Honoring Dr. Martin Luther King by Advancing Education Equity

From Emily Uecker, AmeriCorps Promise Fellow, Youth Initiatives

On the Friday before Martin Luther King Jr. Day, many faculty, staff, and students from Hamline University in St. Paul took time from what would normally be a day off from classes to serve their community. This year, NYLC was happy to host eight participants at our office.

These volunteers participated in a Youth4Education workshop, having awesome conversations around what about the education system gets them fired up and how they think K-12 youth view the system.
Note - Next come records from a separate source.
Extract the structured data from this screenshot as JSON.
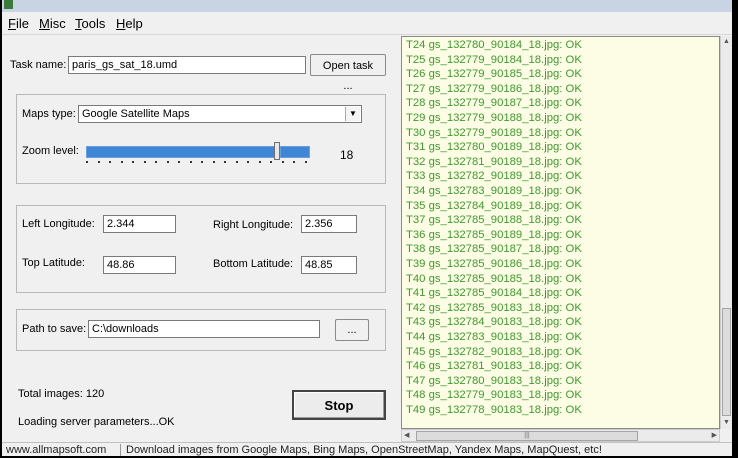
{
  "menu": {
    "file": "File",
    "misc": "Misc",
    "tools": "Tools",
    "help": "Help"
  },
  "task": {
    "label": "Task name:",
    "value": "paris_gs_sat_18.umd",
    "open_button": "Open task ..."
  },
  "maps": {
    "type_label": "Maps type:",
    "type_value": "Google Satellite Maps",
    "zoom_label": "Zoom level:",
    "zoom_value": "18",
    "zoom_level": 18
  },
  "coords": {
    "left_longitude_label": "Left Longitude:",
    "left_longitude": "2.344",
    "right_longitude_label": "Right Longitude:",
    "right_longitude": "2.356",
    "top_latitude_label": "Top Latitude:",
    "top_latitude": "48.86",
    "bottom_latitude_label": "Bottom Latitude:",
    "bottom_latitude": "48.85"
  },
  "path": {
    "label": "Path to save:",
    "value": "C:\\downloads",
    "browse_button": "..."
  },
  "totals": {
    "images_label": "Total images: 120",
    "status": "Loading server parameters...OK"
  },
  "stop_button": "Stop",
  "log_lines": [
    "T24 gs_132780_90184_18.jpg: OK",
    "T25 gs_132779_90184_18.jpg: OK",
    "T26 gs_132779_90185_18.jpg: OK",
    "T27 gs_132779_90186_18.jpg: OK",
    "T28 gs_132779_90187_18.jpg: OK",
    "T29 gs_132779_90188_18.jpg: OK",
    "T30 gs_132779_90189_18.jpg: OK",
    "T31 gs_132780_90189_18.jpg: OK",
    "T32 gs_132781_90189_18.jpg: OK",
    "T33 gs_132782_90189_18.jpg: OK",
    "T34 gs_132783_90189_18.jpg: OK",
    "T35 gs_132784_90189_18.jpg: OK",
    "T37 gs_132785_90188_18.jpg: OK",
    "T36 gs_132785_90189_18.jpg: OK",
    "T38 gs_132785_90187_18.jpg: OK",
    "T39 gs_132785_90186_18.jpg: OK",
    "T40 gs_132785_90185_18.jpg: OK",
    "T41 gs_132785_90184_18.jpg: OK",
    "T42 gs_132785_90183_18.jpg: OK",
    "T43 gs_132784_90183_18.jpg: OK",
    "T44 gs_132783_90183_18.jpg: OK",
    "T45 gs_132782_90183_18.jpg: OK",
    "T46 gs_132781_90183_18.jpg: OK",
    "T47 gs_132780_90183_18.jpg: OK",
    "T48 gs_132779_90183_18.jpg: OK",
    "T49 gs_132778_90183_18.jpg: OK"
  ],
  "statusbar": {
    "website": "www.allmapsoft.com",
    "message": "Download images from Google Maps, Bing Maps, OpenStreetMap, Yandex Maps, MapQuest, etc!"
  },
  "colors": {
    "log_text": "#3f9a2f",
    "log_background": "#fdfde5",
    "slider": "#3f86d6"
  }
}
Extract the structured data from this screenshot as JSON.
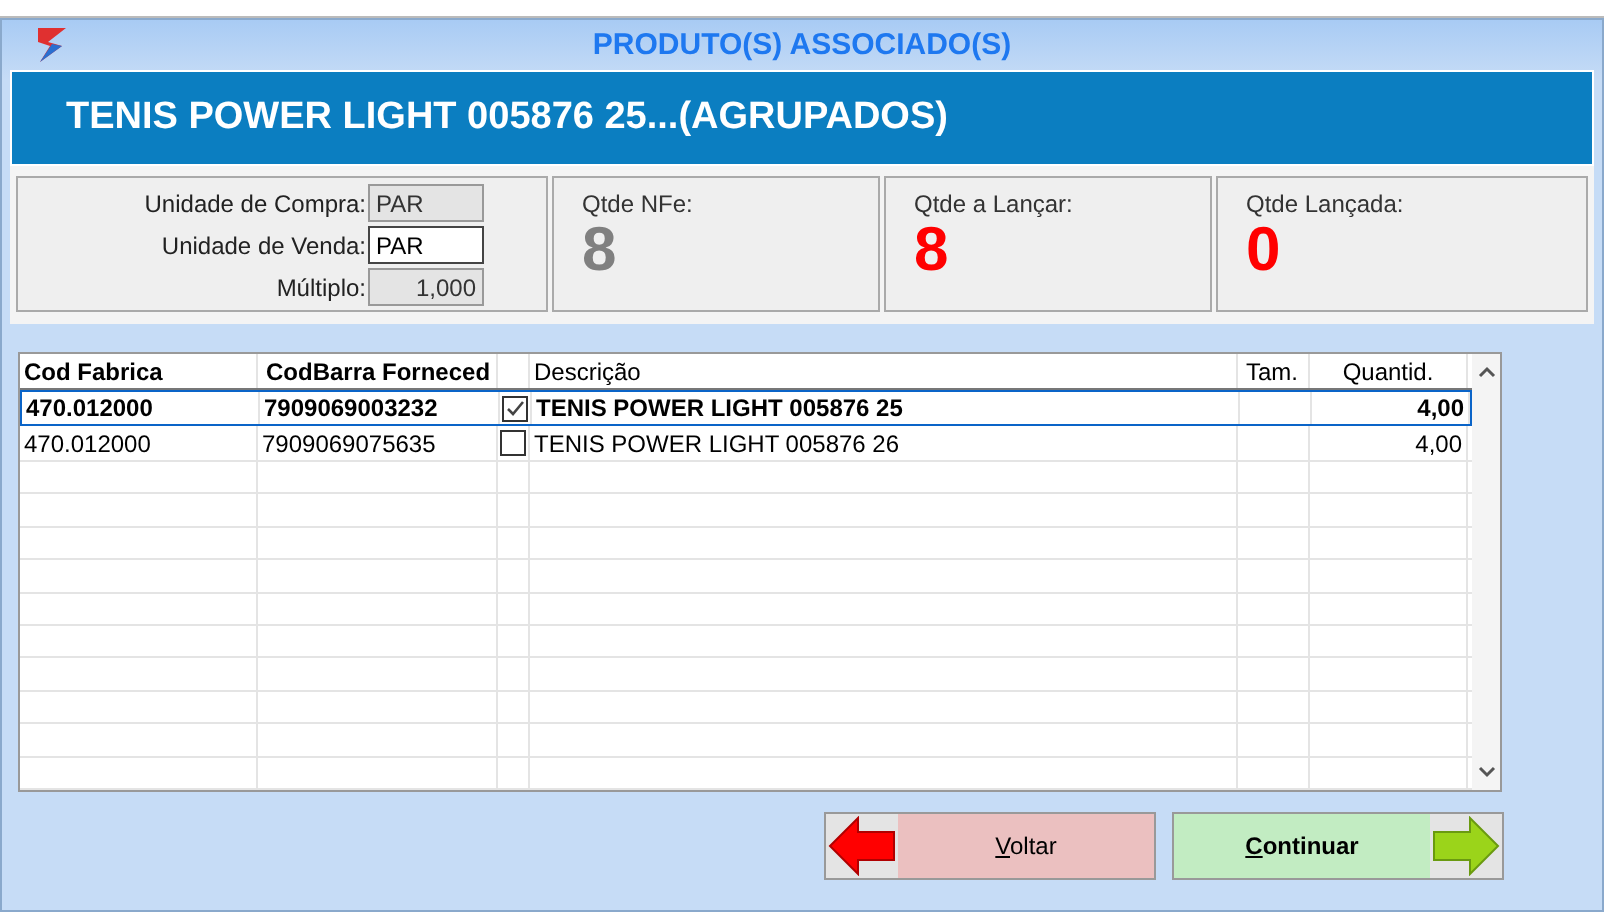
{
  "window": {
    "title": "PRODUTO(S) ASSOCIADO(S)"
  },
  "header": {
    "title": "TENIS POWER LIGHT 005876 25...(AGRUPADOS)"
  },
  "units": [
    {
      "label": "Unidade de Compra:",
      "value": "PAR",
      "editable": false,
      "kind": "text"
    },
    {
      "label": "Unidade de Venda:",
      "value": "PAR",
      "editable": true,
      "kind": "text"
    },
    {
      "label": "Múltiplo:",
      "value": "1,000",
      "editable": false,
      "kind": "number"
    }
  ],
  "counters": [
    {
      "label": "Qtde NFe:",
      "value": "8",
      "color": "#808080"
    },
    {
      "label": "Qtde a Lançar:",
      "value": "8",
      "color": "#ff0000"
    },
    {
      "label": "Qtde Lançada:",
      "value": "0",
      "color": "#ff0000"
    }
  ],
  "table": {
    "columns": [
      "Cod Fabrica",
      "CodBarra Forneced",
      "",
      "Descrição",
      "Tam.",
      "Quantid."
    ],
    "rows": [
      {
        "cod_fabrica": "470.012000",
        "codbarra": "7909069003232",
        "checked": true,
        "descricao": "TENIS POWER LIGHT 005876 25",
        "quantid": "4,00",
        "selected": true
      },
      {
        "cod_fabrica": "470.012000",
        "codbarra": "7909069075635",
        "checked": false,
        "descricao": "TENIS POWER LIGHT 005876 26",
        "quantid": "4,00",
        "selected": false
      }
    ]
  },
  "buttons": [
    {
      "kind": "back",
      "label": "Voltar"
    },
    {
      "kind": "next",
      "label": "Continuar"
    }
  ]
}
They were clearly passionate about education equity and discussed some strategies to promote equity, bringing up issues such as the way teachers, students, and districts are affected by standardized testing and the negative impact of zero-tolerance policies.

We discussed the current dropout rates in Minnesota and reasons youth choose to drop out, such as a lack of confidence and determination or a lack of purpose in their school involvement, and how these behaviors often occur long before the student reaches high school. We focused on this as our local issue because this is the focus of the overall Promise Fellow program that sponsors two AmeriCorps members at NYLC each year. The rest of the time was spent making cards for students at the middle school closest to Hamline that included inspirational messages for the students to show that there are adults out there that care and believe in their ability to succeed in school. These cards will be given to students that have been identified as at-risk of dropping out via the Promise Fellow at the school.
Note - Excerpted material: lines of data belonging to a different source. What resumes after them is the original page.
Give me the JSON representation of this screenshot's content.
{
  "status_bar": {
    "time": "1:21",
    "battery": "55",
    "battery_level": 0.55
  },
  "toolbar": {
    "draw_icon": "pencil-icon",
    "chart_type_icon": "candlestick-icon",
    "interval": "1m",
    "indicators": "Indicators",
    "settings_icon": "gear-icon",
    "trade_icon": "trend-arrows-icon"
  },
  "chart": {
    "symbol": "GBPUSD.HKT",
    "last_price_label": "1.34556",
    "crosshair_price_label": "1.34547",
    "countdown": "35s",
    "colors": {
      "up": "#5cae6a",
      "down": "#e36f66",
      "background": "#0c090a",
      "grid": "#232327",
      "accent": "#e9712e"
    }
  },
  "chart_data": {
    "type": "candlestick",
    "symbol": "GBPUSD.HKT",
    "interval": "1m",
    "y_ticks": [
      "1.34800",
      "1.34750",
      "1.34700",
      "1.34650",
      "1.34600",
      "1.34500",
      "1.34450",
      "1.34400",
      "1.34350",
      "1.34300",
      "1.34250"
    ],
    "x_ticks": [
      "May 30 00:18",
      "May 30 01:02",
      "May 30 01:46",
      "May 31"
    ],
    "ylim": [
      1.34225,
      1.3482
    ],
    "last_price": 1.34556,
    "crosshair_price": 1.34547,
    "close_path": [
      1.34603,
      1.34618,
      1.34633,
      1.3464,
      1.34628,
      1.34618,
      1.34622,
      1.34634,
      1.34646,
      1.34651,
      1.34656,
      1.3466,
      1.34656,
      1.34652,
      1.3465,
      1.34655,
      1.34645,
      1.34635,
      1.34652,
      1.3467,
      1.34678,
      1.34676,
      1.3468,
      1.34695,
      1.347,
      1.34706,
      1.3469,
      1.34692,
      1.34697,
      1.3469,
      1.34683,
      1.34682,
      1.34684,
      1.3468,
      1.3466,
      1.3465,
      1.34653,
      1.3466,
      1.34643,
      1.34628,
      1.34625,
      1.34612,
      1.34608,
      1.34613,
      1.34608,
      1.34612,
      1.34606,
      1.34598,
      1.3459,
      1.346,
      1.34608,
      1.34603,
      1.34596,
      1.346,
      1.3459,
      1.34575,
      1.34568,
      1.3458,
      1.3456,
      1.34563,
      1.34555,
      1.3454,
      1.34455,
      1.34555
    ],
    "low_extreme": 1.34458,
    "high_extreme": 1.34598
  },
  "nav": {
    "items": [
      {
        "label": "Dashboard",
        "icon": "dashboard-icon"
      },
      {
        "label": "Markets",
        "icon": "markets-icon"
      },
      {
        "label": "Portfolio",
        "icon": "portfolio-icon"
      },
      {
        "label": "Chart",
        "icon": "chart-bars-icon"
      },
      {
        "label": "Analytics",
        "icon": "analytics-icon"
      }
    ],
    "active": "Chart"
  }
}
Hamline Service Cards

Helping to plan and carry out this experience was exciting. A lot of my work surrounds Youth4Education, so it is always great to hear why others are fired up about education equity. As a Promise Fellow, I often hear about Grad Minnesota and early intervention strategies to prevent high school dropout in Minnesota, but this is rarely part of my direct work at NYLC. It was nice to finally bridge these two worlds and coordinate something that addresses the dropout crisis while supporting Youth4Education. What was most exciting about this project is that I got hands-on experience in developing a service-learning project focused on advancing education equity in a local community, and one that was executed in under two hours at that!

Although it might seem small, just think if hundreds of groups did short projects across the country – it would add up to thousands of hours focused on advancing education equity! To me, this is what Youth4Education is all about: Youth standing up and doing what they can to share their voice and take action. Whether the project is short- or long-term, direct service, or advocacy-focused, it all adds up to youth creating more equitable education for all.